### [EXERCISE BRIEF]
Your answer should consist of all lines in the listing that hold the word "Policy".
*** MATERIAL SHOWN
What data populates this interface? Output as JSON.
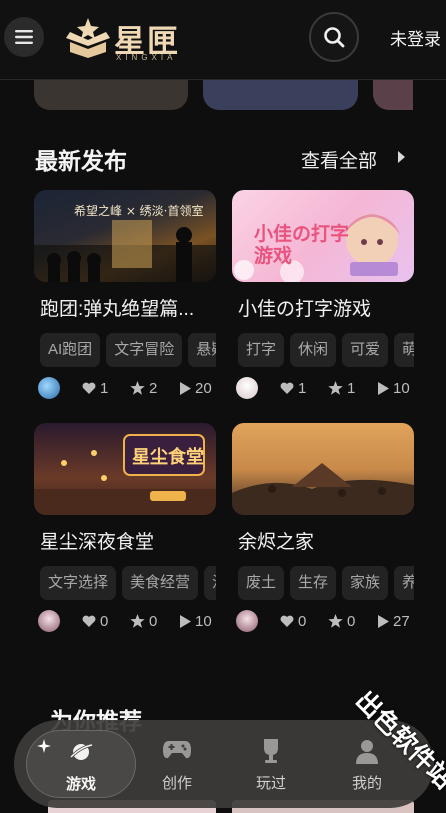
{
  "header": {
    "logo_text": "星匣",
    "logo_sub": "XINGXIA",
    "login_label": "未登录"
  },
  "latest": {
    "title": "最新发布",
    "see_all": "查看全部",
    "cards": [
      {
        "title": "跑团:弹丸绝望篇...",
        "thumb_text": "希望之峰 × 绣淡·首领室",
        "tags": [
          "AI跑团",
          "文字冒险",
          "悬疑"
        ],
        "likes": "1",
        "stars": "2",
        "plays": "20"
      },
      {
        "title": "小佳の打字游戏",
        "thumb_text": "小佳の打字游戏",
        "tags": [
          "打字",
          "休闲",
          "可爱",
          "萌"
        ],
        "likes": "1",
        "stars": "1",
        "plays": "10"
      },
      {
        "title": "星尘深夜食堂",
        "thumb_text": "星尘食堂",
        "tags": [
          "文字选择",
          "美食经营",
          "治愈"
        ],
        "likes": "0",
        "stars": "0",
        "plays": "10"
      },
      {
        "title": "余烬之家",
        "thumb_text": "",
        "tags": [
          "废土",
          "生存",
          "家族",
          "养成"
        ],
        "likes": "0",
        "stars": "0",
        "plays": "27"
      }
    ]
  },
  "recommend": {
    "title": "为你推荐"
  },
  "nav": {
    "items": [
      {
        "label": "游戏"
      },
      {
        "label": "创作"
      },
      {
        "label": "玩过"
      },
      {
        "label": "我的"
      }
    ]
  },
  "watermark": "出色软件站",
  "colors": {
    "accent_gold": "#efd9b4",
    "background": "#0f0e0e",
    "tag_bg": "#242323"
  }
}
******
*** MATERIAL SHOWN
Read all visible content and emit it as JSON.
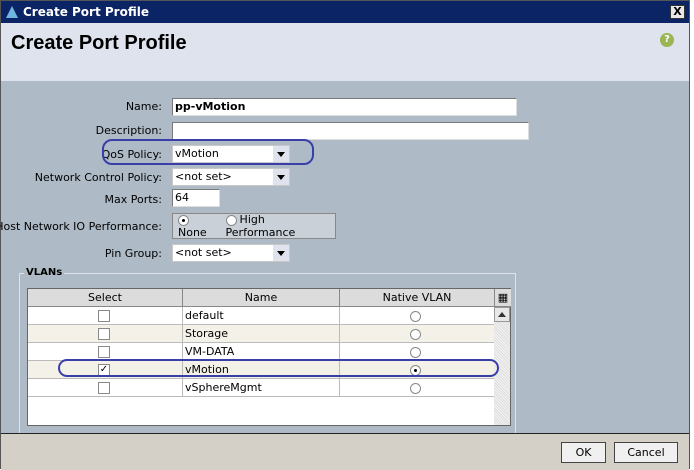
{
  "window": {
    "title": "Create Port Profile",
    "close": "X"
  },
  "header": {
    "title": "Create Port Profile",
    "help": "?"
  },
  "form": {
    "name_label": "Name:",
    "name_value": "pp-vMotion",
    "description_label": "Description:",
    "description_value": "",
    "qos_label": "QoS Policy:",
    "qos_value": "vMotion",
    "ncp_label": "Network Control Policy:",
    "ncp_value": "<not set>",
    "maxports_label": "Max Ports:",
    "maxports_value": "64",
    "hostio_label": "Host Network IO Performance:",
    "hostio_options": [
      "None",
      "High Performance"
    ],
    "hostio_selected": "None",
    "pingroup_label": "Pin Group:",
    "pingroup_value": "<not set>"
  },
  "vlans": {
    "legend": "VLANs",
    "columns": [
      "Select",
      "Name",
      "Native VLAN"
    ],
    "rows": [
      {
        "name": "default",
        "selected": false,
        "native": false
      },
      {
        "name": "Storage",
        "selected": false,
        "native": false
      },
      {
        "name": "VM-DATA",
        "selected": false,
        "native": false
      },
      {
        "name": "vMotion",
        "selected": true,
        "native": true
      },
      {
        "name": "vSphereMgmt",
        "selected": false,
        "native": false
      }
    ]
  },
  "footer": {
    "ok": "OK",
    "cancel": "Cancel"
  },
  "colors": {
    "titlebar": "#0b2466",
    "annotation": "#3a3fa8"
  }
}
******
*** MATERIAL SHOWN
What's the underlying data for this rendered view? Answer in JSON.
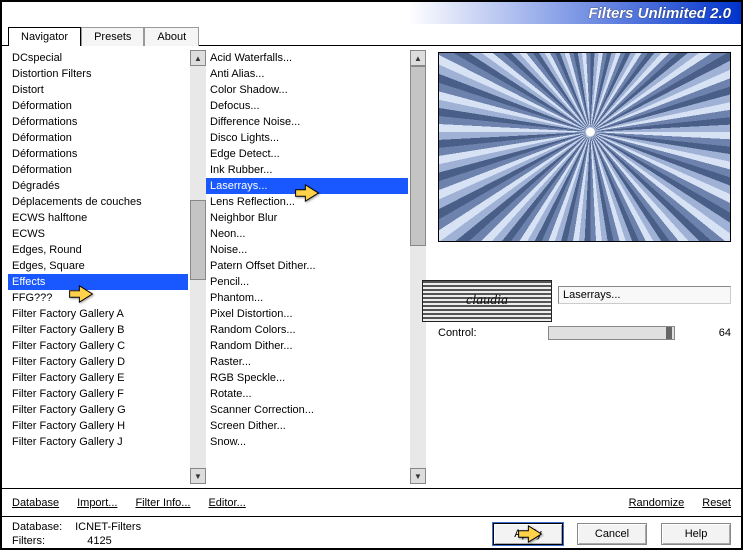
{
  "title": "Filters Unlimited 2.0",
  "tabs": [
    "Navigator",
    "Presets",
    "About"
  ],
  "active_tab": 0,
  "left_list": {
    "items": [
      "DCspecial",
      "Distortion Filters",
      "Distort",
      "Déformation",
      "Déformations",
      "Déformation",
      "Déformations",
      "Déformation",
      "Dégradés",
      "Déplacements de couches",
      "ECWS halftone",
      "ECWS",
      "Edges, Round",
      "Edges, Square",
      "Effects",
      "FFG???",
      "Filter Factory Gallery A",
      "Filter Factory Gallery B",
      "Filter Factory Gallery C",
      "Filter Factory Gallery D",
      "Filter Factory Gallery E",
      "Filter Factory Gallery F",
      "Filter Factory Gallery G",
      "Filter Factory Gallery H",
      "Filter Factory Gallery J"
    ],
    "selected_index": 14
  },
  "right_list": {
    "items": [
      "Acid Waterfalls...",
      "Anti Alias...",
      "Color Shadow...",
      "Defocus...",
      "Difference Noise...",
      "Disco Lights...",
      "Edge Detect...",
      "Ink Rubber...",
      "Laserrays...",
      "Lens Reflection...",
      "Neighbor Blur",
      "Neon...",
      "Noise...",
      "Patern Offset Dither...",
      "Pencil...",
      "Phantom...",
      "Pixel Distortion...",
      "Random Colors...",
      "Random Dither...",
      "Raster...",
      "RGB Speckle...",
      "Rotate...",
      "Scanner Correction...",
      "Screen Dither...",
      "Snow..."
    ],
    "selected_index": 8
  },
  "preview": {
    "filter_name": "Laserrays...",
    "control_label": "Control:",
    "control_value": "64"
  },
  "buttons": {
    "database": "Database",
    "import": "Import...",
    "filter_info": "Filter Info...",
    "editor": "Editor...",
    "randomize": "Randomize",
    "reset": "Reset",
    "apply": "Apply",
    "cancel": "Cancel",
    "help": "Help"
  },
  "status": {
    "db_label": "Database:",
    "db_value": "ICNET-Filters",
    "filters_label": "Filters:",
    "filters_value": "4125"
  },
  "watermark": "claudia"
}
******
### [YOUR RESPONSE]
    "qos_label": "QoS Policy:",
    "ncp_label": "Network Control Policy:",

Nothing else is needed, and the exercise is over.